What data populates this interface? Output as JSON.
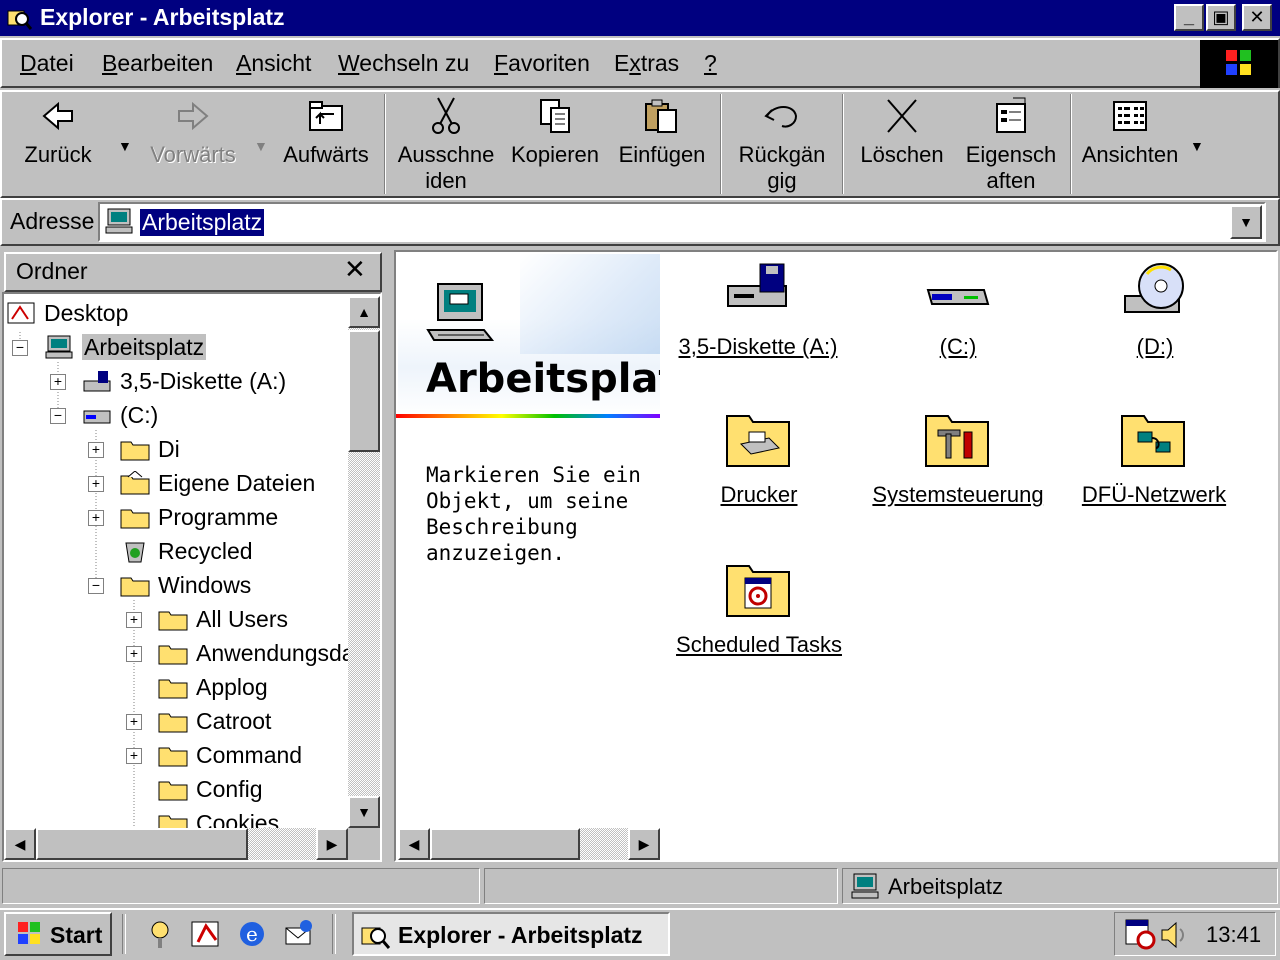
{
  "window": {
    "title": "Explorer - Arbeitsplatz",
    "caption_min": "_",
    "caption_max": "▣",
    "caption_close": "✕"
  },
  "menu": [
    {
      "label": "Datei",
      "key": "D"
    },
    {
      "label": "Bearbeiten",
      "key": "B"
    },
    {
      "label": "Ansicht",
      "key": "A"
    },
    {
      "label": "Wechseln zu",
      "key": "W"
    },
    {
      "label": "Favoriten",
      "key": "F"
    },
    {
      "label": "Extras",
      "key": "x"
    },
    {
      "label": "?",
      "key": "?"
    }
  ],
  "toolbar": {
    "back": "Zurück",
    "forward": "Vorwärts",
    "up": "Aufwärts",
    "cut": "Ausschne\niden",
    "copy": "Kopieren",
    "paste": "Einfügen",
    "undo": "Rückgän\ngig",
    "delete": "Löschen",
    "properties": "Eigensch\naften",
    "views": "Ansichten"
  },
  "address": {
    "label": "Adresse",
    "value": "Arbeitsplatz"
  },
  "folders": {
    "title": "Ordner",
    "close": "✕",
    "tree": [
      {
        "label": "Desktop"
      },
      {
        "label": "Arbeitsplatz"
      },
      {
        "label": "3,5-Diskette (A:)"
      },
      {
        "label": "(C:)"
      },
      {
        "label": "Di"
      },
      {
        "label": "Eigene Dateien"
      },
      {
        "label": "Programme"
      },
      {
        "label": "Recycled"
      },
      {
        "label": "Windows"
      },
      {
        "label": "All Users"
      },
      {
        "label": "Anwendungsda"
      },
      {
        "label": "Applog"
      },
      {
        "label": "Catroot"
      },
      {
        "label": "Command"
      },
      {
        "label": "Config"
      },
      {
        "label": "Cookies"
      }
    ]
  },
  "content": {
    "title": "Arbeitsplatz",
    "description": "Markieren Sie ein Objekt, um seine Beschreibung anzuzeigen.",
    "items": [
      {
        "label": "3,5-Diskette (A:)"
      },
      {
        "label": "(C:)"
      },
      {
        "label": "(D:)"
      },
      {
        "label": "Drucker"
      },
      {
        "label": "Systemsteuerung"
      },
      {
        "label": "DFÜ-Netzwerk"
      },
      {
        "label": "Scheduled Tasks"
      }
    ]
  },
  "statusbar": {
    "location": "Arbeitsplatz"
  },
  "taskbar": {
    "start": "Start",
    "task": "Explorer - Arbeitsplatz",
    "clock": "13:41"
  }
}
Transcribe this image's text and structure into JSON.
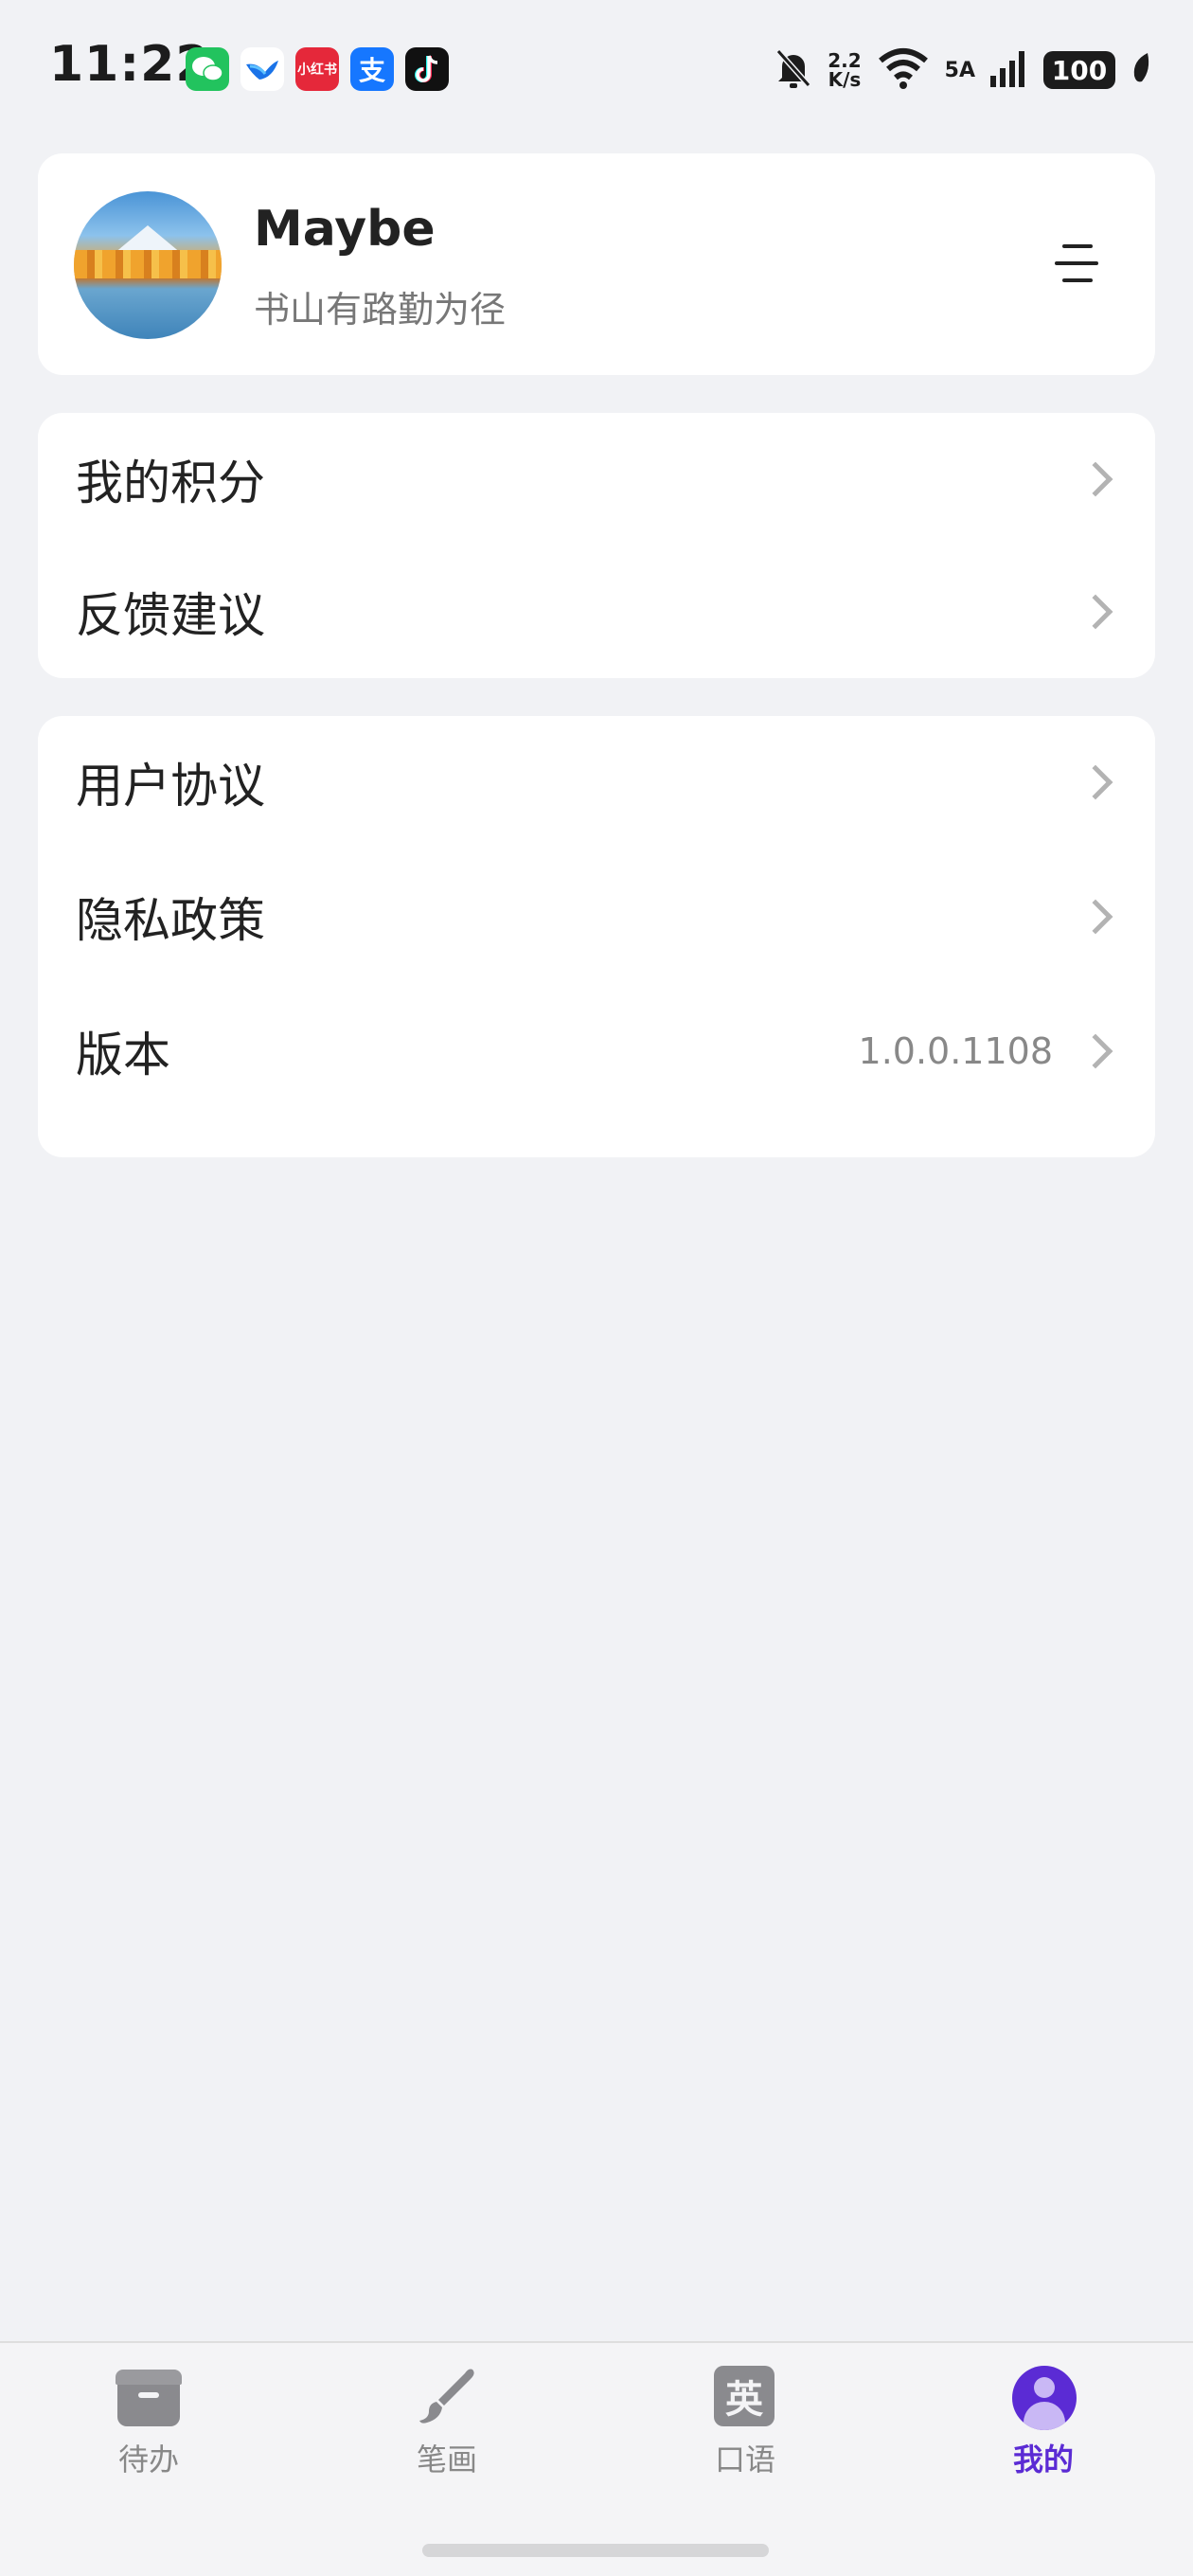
{
  "status_bar": {
    "time": "11:22",
    "net_speed_value": "2.2",
    "net_speed_unit": "K/s",
    "network": "5A",
    "battery": "100",
    "apps": [
      "wechat-icon",
      "bird-icon",
      "xiaohongshu-icon",
      "alipay-icon",
      "tiktok-icon"
    ]
  },
  "profile": {
    "name": "Maybe",
    "motto": "书山有路勤为径"
  },
  "menu_group_1": [
    {
      "label": "我的积分"
    },
    {
      "label": "反馈建议"
    }
  ],
  "menu_group_2": [
    {
      "label": "用户协议",
      "value": ""
    },
    {
      "label": "隐私政策",
      "value": ""
    },
    {
      "label": "版本",
      "value": "1.0.0.1108"
    }
  ],
  "bottom_nav": {
    "items": [
      {
        "label": "待办",
        "icon": "todo-box-icon"
      },
      {
        "label": "笔画",
        "icon": "brush-icon"
      },
      {
        "label": "口语",
        "icon": "english-char-icon",
        "glyph": "英"
      },
      {
        "label": "我的",
        "icon": "user-icon",
        "active": true
      }
    ]
  },
  "colors": {
    "accent": "#5b2bd4",
    "background": "#f1f2f5",
    "card": "#ffffff"
  }
}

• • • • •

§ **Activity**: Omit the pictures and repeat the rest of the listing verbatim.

§ **Task answer**:
What data populates this interface? Output as JSON.
{
  "window": {
    "title": "Explorer - Arbeitsplatz",
    "caption_min": "_",
    "caption_max": "▣",
    "caption_close": "✕"
  },
  "menu": [
    {
      "label": "Datei",
      "key": "D"
    },
    {
      "label": "Bearbeiten",
      "key": "B"
    },
    {
      "label": "Ansicht",
      "key": "A"
    },
    {
      "label": "Wechseln zu",
      "key": "W"
    },
    {
      "label": "Favoriten",
      "key": "F"
    },
    {
      "label": "Extras",
      "key": "x"
    },
    {
      "label": "?",
      "key": "?"
    }
  ],
  "toolbar": {
    "back": "Zurück",
    "forward": "Vorwärts",
    "up": "Aufwärts",
    "cut": "Ausschne\niden",
    "copy": "Kopieren",
    "paste": "Einfügen",
    "undo": "Rückgän\ngig",
    "delete": "Löschen",
    "properties": "Eigensch\naften",
    "views": "Ansichten"
  },
  "address": {
    "label": "Adresse",
    "value": "Arbeitsplatz"
  },
  "folders": {
    "title": "Ordner",
    "close": "✕",
    "tree": [
      {
        "label": "Desktop"
      },
      {
        "label": "Arbeitsplatz"
      },
      {
        "label": "3,5-Diskette (A:)"
      },
      {
        "label": "(C:)"
      },
      {
        "label": "Di"
      },
      {
        "label": "Eigene Dateien"
      },
      {
        "label": "Programme"
      },
      {
        "label": "Recycled"
      },
      {
        "label": "Windows"
      },
      {
        "label": "All Users"
      },
      {
        "label": "Anwendungsda"
      },
      {
        "label": "Applog"
      },
      {
        "label": "Catroot"
      },
      {
        "label": "Command"
      },
      {
        "label": "Config"
      },
      {
        "label": "Cookies"
      }
    ]
  },
  "content": {
    "title": "Arbeitsplatz",
    "description": "Markieren Sie ein Objekt, um seine Beschreibung anzuzeigen.",
    "items": [
      {
        "label": "3,5-Diskette (A:)"
      },
      {
        "label": "(C:)"
      },
      {
        "label": "(D:)"
      },
      {
        "label": "Drucker"
      },
      {
        "label": "Systemsteuerung"
      },
      {
        "label": "DFÜ-Netzwerk"
      },
      {
        "label": "Scheduled Tasks"
      }
    ]
  },
  "statusbar": {
    "location": "Arbeitsplatz"
  },
  "taskbar": {
    "start": "Start",
    "task": "Explorer - Arbeitsplatz",
    "clock": "13:41"
  }
}
Transcribe this image's text and structure into JSON.
{
  "status_bar": {
    "time": "11:22",
    "net_speed_value": "2.2",
    "net_speed_unit": "K/s",
    "network": "5A",
    "battery": "100",
    "apps": [
      "wechat-icon",
      "bird-icon",
      "xiaohongshu-icon",
      "alipay-icon",
      "tiktok-icon"
    ]
  },
  "profile": {
    "name": "Maybe",
    "motto": "书山有路勤为径"
  },
  "menu_group_1": [
    {
      "label": "我的积分"
    },
    {
      "label": "反馈建议"
    }
  ],
  "menu_group_2": [
    {
      "label": "用户协议",
      "value": ""
    },
    {
      "label": "隐私政策",
      "value": ""
    },
    {
      "label": "版本",
      "value": "1.0.0.1108"
    }
  ],
  "bottom_nav": {
    "items": [
      {
        "label": "待办",
        "icon": "todo-box-icon"
      },
      {
        "label": "笔画",
        "icon": "brush-icon"
      },
      {
        "label": "口语",
        "icon": "english-char-icon",
        "glyph": "英"
      },
      {
        "label": "我的",
        "icon": "user-icon",
        "active": true
      }
    ]
  },
  "colors": {
    "accent": "#5b2bd4",
    "background": "#f1f2f5",
    "card": "#ffffff"
  }
}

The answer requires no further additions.